## Exercise instructions
Every line of the listing that holds the word "sender" should be returned.

## The data

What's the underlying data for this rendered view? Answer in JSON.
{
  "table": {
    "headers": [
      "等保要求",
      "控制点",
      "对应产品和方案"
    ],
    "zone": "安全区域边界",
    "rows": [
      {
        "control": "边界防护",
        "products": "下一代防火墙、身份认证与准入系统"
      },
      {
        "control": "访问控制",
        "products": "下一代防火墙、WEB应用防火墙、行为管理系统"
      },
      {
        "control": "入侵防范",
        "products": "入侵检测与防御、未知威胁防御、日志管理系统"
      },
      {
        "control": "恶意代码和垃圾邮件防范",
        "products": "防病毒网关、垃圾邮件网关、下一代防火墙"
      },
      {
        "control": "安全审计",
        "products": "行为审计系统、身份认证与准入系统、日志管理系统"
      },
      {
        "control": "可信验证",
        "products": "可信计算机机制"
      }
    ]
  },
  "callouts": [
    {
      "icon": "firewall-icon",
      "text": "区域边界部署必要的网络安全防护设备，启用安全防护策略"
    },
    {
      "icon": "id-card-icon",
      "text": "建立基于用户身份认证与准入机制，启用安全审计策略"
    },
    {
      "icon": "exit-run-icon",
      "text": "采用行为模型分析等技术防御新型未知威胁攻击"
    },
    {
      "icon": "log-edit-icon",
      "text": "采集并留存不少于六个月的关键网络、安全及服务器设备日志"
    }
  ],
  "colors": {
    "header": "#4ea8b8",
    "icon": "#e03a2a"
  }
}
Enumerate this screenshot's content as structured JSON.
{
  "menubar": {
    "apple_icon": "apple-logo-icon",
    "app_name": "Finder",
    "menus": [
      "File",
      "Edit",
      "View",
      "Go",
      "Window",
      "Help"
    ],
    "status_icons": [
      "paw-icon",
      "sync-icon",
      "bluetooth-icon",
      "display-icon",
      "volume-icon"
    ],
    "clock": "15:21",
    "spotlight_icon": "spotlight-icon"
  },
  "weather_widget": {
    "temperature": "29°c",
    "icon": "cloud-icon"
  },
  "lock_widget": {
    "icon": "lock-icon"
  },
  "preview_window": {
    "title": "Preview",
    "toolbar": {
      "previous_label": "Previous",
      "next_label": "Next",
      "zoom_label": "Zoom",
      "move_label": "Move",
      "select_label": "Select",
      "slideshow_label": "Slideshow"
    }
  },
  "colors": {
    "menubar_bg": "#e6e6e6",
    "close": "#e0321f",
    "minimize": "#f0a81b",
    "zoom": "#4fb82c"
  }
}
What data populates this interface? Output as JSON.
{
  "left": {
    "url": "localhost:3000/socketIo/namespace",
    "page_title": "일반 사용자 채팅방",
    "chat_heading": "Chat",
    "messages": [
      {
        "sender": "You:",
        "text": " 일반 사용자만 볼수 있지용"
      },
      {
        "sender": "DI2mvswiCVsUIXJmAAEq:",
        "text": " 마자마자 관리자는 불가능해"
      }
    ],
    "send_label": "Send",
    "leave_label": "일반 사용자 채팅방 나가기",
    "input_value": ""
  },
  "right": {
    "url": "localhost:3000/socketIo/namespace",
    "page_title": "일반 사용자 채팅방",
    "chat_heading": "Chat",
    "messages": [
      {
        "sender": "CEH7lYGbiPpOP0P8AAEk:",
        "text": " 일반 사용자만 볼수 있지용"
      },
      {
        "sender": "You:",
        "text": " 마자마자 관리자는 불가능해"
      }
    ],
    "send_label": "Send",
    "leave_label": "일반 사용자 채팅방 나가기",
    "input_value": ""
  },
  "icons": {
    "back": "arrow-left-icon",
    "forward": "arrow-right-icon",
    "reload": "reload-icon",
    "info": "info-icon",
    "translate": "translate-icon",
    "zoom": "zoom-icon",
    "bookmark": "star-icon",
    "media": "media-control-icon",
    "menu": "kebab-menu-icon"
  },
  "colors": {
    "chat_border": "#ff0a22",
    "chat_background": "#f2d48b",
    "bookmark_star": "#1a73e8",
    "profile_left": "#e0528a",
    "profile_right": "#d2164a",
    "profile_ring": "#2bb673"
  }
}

## Response to this task
        "sender": "You:",
        "sender": "DI2mvswiCVsUIXJmAAEq:",
        "sender": "CEH7lYGbiPpOP0P8AAEk:",
        "sender": "You:",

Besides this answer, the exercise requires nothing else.